In August 2001, Navegar appealed to the Supreme Court of California to reverse the decision of the appellate court. The court ruled in favor of the gun manufacturer, but declined to address the broader issues concerning negligent business practices of the gun industry. Instead, the court pointed to a state statute that precluded the particular type of claim brought against the gun manufacturer. In response to this ruling, the California Legislature, in September 2002, became the first state to repeal a statute that gave special legal immunity to the gun industry. The repeal was part of a group of far-reaching gun laws that were passed by the California Assembly and signed by Governor Gray Davis.
In addition to supporting negligence lawsuits against gun manufacturers, the Brady Center attempts to ensure that gun legislation is fairly interpreted. An example is United States v. Emerson, 46 F. Supp. 2d 598 (N.D.Tex.1999). Timothy Joe Emerson was under a domestic restraining order, which prohibited him from coming into contact with his estranged wife and her daughter. As such, he was not allowed to posses a firearm, since federal law 18 U.S.C. § 922(g)(8) prohibits firearm possession while under a civil protective order. Emerson was indicted for violation of the law when he allegedly waved a weapon in front of his wife, and then threatened to shoot his wife and her boyfriend. The federal judge dismissed the indictment against Emerson because it violated the "right to bear arms" provision of the second amendment.

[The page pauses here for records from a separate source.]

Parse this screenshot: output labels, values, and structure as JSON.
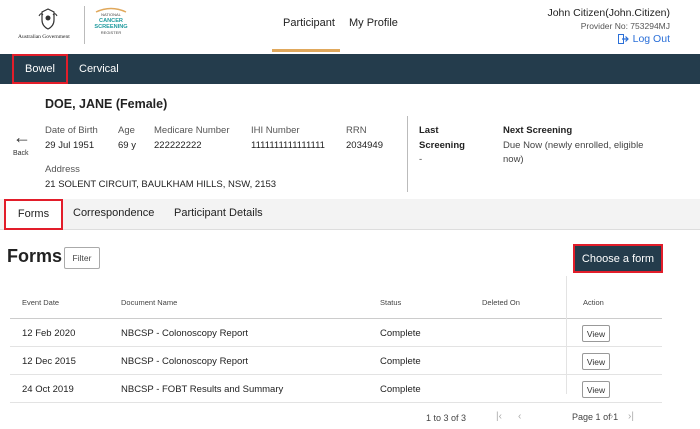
{
  "header": {
    "gov_logo_text": "Australian Government",
    "ncsr_logo": {
      "line1": "NATIONAL",
      "line2": "CANCER",
      "line3": "SCREENING",
      "line4": "REGISTER"
    },
    "nav": {
      "participant": "Participant",
      "my_profile": "My Profile"
    },
    "user_name": "John Citizen(John.Citizen)",
    "provider": "Provider No: 753294MJ",
    "logout": "Log Out",
    "accent_color": "#e0a85c",
    "link_color": "#2a6fd8"
  },
  "program_tabs": {
    "bowel": "Bowel",
    "cervical": "Cervical",
    "bar_color": "#243c4c",
    "highlight_color": "#e21d2a"
  },
  "participant": {
    "name": "DOE, JANE (Female)",
    "back_label": "Back",
    "dob_label": "Date of Birth",
    "dob": "29 Jul 1951",
    "age_label": "Age",
    "age": "69 y",
    "medicare_label": "Medicare Number",
    "medicare": "222222222",
    "ihi_label": "IHI Number",
    "ihi": "1111111111111111",
    "rrn_label": "RRN",
    "rrn": "2034949",
    "address_label": "Address",
    "address": "21 SOLENT CIRCUIT, BAULKHAM HILLS, NSW, 2153",
    "last_screening_label_1": "Last",
    "last_screening_label_2": "Screening",
    "last_screening": "-",
    "next_screening_label": "Next Screening",
    "next_screening_1": "Due Now (newly enrolled, eligible",
    "next_screening_2": "now)"
  },
  "section_tabs": {
    "forms": "Forms",
    "correspondence": "Correspondence",
    "details": "Participant Details"
  },
  "forms": {
    "title": "Forms",
    "filter": "Filter",
    "choose": "Choose a form",
    "columns": {
      "date": "Event Date",
      "doc": "Document Name",
      "status": "Status",
      "deleted": "Deleted On",
      "action": "Action"
    },
    "rows": [
      {
        "date": "12 Feb 2020",
        "doc": "NBCSP - Colonoscopy Report",
        "status": "Complete",
        "deleted": "",
        "action": "View"
      },
      {
        "date": "12 Dec 2015",
        "doc": "NBCSP - Colonoscopy Report",
        "status": "Complete",
        "deleted": "",
        "action": "View"
      },
      {
        "date": "24 Oct 2019",
        "doc": "NBCSP - FOBT Results and Summary",
        "status": "Complete",
        "deleted": "",
        "action": "View"
      }
    ],
    "pager": {
      "range": "1 to 3 of 3",
      "page_label": "Page",
      "page": "1",
      "of_label": "of",
      "total": "1"
    }
  }
}
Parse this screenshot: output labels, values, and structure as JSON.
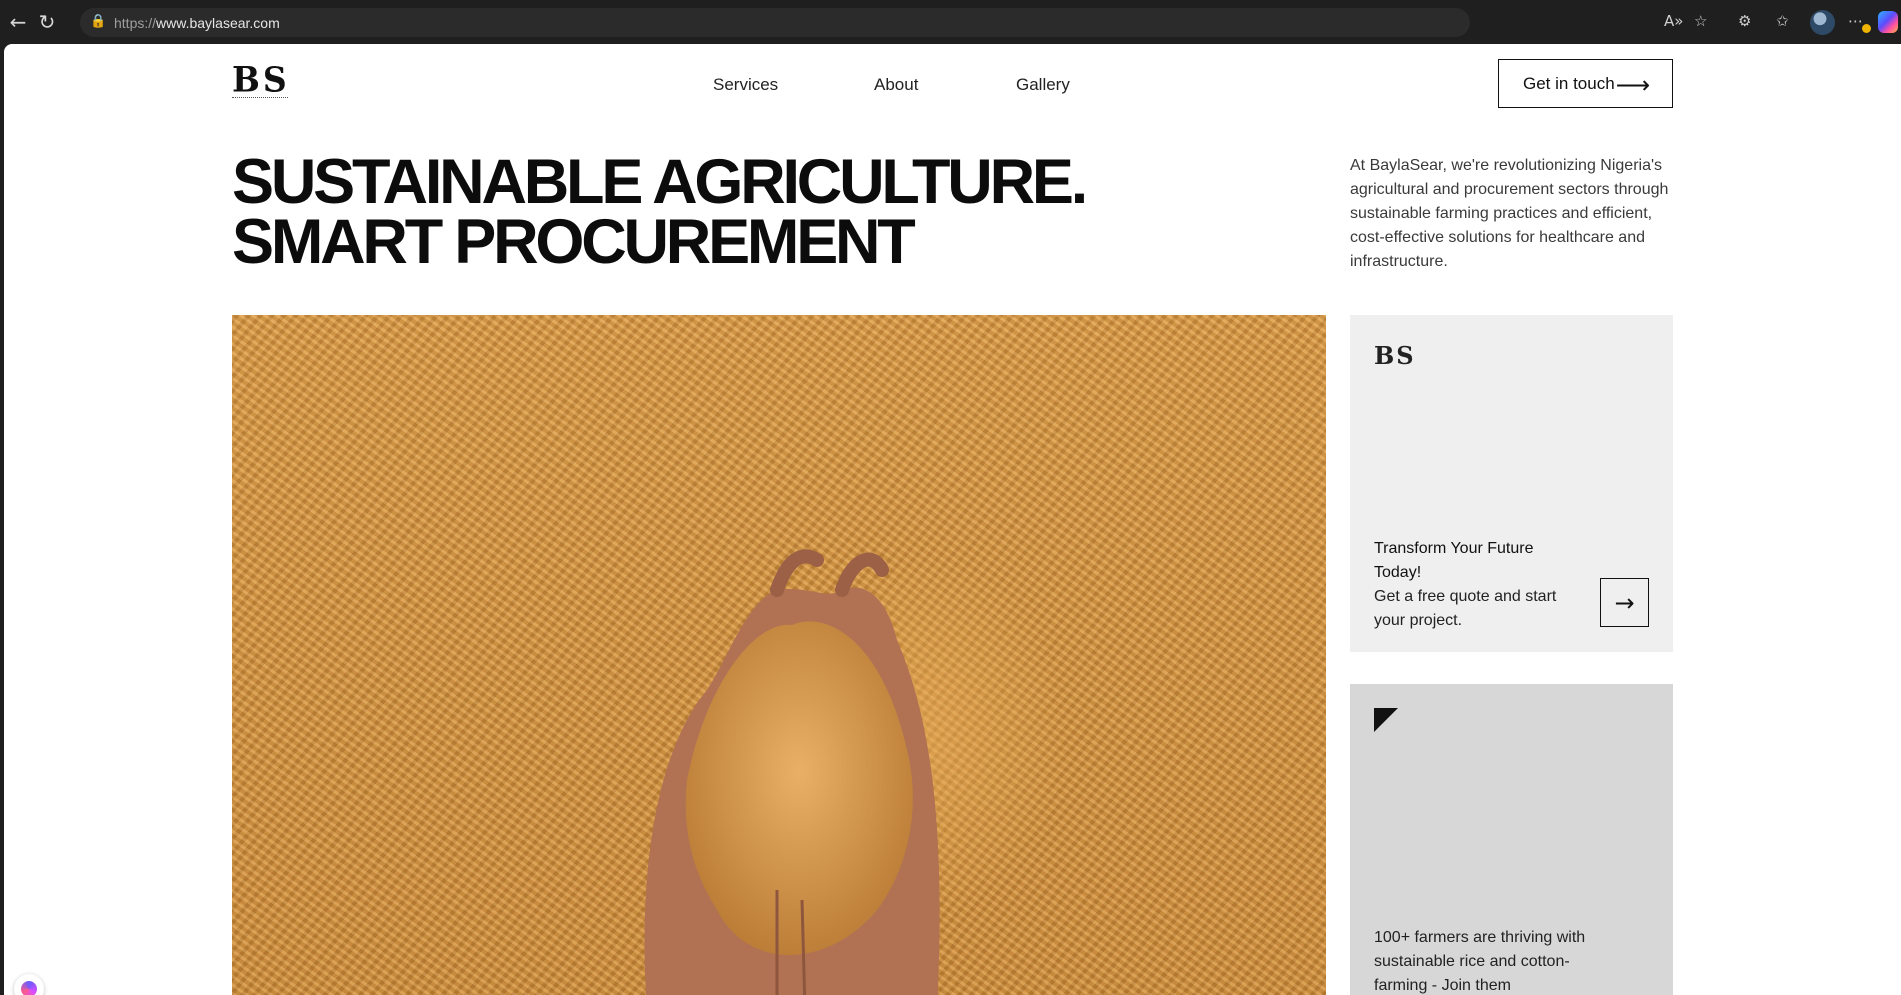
{
  "browser": {
    "url_scheme": "https://",
    "url_host": "www.baylasear.com",
    "icons": [
      "back-icon",
      "reload-icon",
      "lock-icon",
      "read-aloud-icon",
      "favorite-icon",
      "extensions-icon",
      "favorites-icon",
      "profile-avatar",
      "more-icon",
      "copilot-icon"
    ]
  },
  "header": {
    "logo_text": "BS",
    "nav": [
      "Services",
      "About",
      "Gallery"
    ],
    "cta_label": "Get in touch"
  },
  "hero": {
    "title_line1": "SUSTAINABLE AGRICULTURE.",
    "title_line2": "SMART PROCUREMENT",
    "intro": "At BaylaSear, we're revolutionizing Nigeria's agricultural and procurement sectors through sustainable farming practices and efficient, cost-effective solutions for healthcare and infrastructure."
  },
  "card_quote": {
    "logo_text": "BS",
    "title": "Transform Your Future Today!",
    "subtitle": "Get a free quote and start your project."
  },
  "card_farmers": {
    "text": "100+ farmers are thriving with sustainable rice and cotton-farming - Join them"
  },
  "colors": {
    "text_primary": "#0c0c0c",
    "card_light": "#efefef",
    "card_grey": "#d7d7d7",
    "grain": "#d69a4a"
  }
}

The United States appealed the decision and the center filed an amicus curiae brief in support of the government's position. In October 2001, the Fifth Circuit Court of Appeals reversed the trial court's ruling. In February 2002, Emerson petitioned the U.S. Supreme Court to rehear the case.
The Brady Center is also integral in shaping new gun policy. Perhaps its biggest success came with the 1993 passage of the Brady Bill, which went into effect on February 28, 1994. The law requires a background check on any individual who attempts to purchase a handgun and a five-day waiting period for handgun purchases. In 1998, the law was extended to included long guns (i.e., rifles and shotguns). In 2001, the Brady Center announced that in the eight years since the law was in effect, gun deaths in the United States dropped from 39,595 in 1993 to 28,874 in 1999, a 27 percent decline.
With the election of george w. bush as president in 2002, and the gain of Republican seats in both the House and Senate in 2002, opponents of gun control gained ground. In early 2003, legislation to give the gun industry legal immunity from lawsuits brought by the victims of gun violence was introduced in Congress. The Brady Campaign and the Brady Center were at the center of the debate, fighting to prevent the "weakening of our nation's gun laws."
Brady Campaign to Prevent Gun Violence. Available online at<www.bradycampaign.org> (accessed on June 12, 2003).
"Government Figures Show Gun Crimes Down, Brady Bill Successful." June 5, 2000. CNN.com: Inside Politics. Available online at <www.cnn.com/2000/ALLPOLITICS/stories/06/05/brady.guns> (accessed on June 12, 2003).
Legal Action Center. Available online at <www.gunlawsuits.org> (accessed on June 12, 2003).